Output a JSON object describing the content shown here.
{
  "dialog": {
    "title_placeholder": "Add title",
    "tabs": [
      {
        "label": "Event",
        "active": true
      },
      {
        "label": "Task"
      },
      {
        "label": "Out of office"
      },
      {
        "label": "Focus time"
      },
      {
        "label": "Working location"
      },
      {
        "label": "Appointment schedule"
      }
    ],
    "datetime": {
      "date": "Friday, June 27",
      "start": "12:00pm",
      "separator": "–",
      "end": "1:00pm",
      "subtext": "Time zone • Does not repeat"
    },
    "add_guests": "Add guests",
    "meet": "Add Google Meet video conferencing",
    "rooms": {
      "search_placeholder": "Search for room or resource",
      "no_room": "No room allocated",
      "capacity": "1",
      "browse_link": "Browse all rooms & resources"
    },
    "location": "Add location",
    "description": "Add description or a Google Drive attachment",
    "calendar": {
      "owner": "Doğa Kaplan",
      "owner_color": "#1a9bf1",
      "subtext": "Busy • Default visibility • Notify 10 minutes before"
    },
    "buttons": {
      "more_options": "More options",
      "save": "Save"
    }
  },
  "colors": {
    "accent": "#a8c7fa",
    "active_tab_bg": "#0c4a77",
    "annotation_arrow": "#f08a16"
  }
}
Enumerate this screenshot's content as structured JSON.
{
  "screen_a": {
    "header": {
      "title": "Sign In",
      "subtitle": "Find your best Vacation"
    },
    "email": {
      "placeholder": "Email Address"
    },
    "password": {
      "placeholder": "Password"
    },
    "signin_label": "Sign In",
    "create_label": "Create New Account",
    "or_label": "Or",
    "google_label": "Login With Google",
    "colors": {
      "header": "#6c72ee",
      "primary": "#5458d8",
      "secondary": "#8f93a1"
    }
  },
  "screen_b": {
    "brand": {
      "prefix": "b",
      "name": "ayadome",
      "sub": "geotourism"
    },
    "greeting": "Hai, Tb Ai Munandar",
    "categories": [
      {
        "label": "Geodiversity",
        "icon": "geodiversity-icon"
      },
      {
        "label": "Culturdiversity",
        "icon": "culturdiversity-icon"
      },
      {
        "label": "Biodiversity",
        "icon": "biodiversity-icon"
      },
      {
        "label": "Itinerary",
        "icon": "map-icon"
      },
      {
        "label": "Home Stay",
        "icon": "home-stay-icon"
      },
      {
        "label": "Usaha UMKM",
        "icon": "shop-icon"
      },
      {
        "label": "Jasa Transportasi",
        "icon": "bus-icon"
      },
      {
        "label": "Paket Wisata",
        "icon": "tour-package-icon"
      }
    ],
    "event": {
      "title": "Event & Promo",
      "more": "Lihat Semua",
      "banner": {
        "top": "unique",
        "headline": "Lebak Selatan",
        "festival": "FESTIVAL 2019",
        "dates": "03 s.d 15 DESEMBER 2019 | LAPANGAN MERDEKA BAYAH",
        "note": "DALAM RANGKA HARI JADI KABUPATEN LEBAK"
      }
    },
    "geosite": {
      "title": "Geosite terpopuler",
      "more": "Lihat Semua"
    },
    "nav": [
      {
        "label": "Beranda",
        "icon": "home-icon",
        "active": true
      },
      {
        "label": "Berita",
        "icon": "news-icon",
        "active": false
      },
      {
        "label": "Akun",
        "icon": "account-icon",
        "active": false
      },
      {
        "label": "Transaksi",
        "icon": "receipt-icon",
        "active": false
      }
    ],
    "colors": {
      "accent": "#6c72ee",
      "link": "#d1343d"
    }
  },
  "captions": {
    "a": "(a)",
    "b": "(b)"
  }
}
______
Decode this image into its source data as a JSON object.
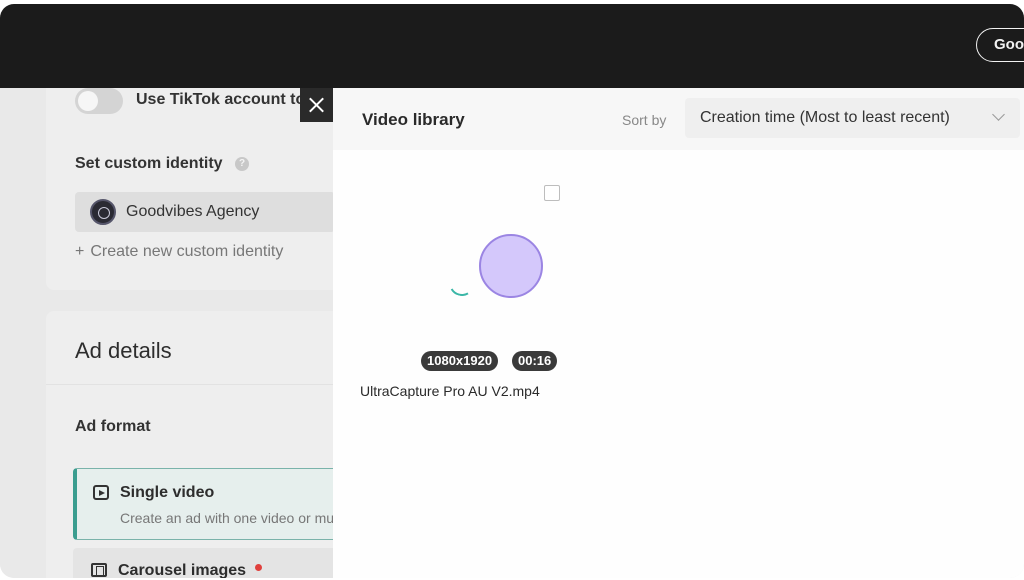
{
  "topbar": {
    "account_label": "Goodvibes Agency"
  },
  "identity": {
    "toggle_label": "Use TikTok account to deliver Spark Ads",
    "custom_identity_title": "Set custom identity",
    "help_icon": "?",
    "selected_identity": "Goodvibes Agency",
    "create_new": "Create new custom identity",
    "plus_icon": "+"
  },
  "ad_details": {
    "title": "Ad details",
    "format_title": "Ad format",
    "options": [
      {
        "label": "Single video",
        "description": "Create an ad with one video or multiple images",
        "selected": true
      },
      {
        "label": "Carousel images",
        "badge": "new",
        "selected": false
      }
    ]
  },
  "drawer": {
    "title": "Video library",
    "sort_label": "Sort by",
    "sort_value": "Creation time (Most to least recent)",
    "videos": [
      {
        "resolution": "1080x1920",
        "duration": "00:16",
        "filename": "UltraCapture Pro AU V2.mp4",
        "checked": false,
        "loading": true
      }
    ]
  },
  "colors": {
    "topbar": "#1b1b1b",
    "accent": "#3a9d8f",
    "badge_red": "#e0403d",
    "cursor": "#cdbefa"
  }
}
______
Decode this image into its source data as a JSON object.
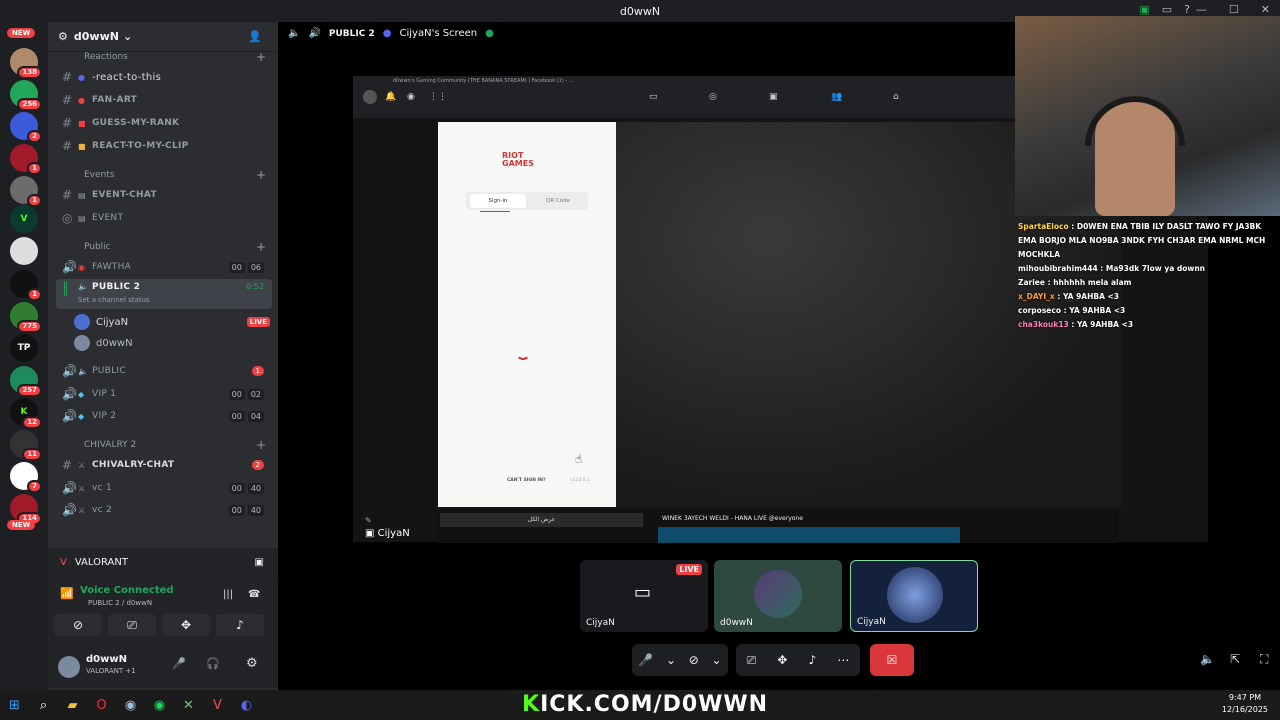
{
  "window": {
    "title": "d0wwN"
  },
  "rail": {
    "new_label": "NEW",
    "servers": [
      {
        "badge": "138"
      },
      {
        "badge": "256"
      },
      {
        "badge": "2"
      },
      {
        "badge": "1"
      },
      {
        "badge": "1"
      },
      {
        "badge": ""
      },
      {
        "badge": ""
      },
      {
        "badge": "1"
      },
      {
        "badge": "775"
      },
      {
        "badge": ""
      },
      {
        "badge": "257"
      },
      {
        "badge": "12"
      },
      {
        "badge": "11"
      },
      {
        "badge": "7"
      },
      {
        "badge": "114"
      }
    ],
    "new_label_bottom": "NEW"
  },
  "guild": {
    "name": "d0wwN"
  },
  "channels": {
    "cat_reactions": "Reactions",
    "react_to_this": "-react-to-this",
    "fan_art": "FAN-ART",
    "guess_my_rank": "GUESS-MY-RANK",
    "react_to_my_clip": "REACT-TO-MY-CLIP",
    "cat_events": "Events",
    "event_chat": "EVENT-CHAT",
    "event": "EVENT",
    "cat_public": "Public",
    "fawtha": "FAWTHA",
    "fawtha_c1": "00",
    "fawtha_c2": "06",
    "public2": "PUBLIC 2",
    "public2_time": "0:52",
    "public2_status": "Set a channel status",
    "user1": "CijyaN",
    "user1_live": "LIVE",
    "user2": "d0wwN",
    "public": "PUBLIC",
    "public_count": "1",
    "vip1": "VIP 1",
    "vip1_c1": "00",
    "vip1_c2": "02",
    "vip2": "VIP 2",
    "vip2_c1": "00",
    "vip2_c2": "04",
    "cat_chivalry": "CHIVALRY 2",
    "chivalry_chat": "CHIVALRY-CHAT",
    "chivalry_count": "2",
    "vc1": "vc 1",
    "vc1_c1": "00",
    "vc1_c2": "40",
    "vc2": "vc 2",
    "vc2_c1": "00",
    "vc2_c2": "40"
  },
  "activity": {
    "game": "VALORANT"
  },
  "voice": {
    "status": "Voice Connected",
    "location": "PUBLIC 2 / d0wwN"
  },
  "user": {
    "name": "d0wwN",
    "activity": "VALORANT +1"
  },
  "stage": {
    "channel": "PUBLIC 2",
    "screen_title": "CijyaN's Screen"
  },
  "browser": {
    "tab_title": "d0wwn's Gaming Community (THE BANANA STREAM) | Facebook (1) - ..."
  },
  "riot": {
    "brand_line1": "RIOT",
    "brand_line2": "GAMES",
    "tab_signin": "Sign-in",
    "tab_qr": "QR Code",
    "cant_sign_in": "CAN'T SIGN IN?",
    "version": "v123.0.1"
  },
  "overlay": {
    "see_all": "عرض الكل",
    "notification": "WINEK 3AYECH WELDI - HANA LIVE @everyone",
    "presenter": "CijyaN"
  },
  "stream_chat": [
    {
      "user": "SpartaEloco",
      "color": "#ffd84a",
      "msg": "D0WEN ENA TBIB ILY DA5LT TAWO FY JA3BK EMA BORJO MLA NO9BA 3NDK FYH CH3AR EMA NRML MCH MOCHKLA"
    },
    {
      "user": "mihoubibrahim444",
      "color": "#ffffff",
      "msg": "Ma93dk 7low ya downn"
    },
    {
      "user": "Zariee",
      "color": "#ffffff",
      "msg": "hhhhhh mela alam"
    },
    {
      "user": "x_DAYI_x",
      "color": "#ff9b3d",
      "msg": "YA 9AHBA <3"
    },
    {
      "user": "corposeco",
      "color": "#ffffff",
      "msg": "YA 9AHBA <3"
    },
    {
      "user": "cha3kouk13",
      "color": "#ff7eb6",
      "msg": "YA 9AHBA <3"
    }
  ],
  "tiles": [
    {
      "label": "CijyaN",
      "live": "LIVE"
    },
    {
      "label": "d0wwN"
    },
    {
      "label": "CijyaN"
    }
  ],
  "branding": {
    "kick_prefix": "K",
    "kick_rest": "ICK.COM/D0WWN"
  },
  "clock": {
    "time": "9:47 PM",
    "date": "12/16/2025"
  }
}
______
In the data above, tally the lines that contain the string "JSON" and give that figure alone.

4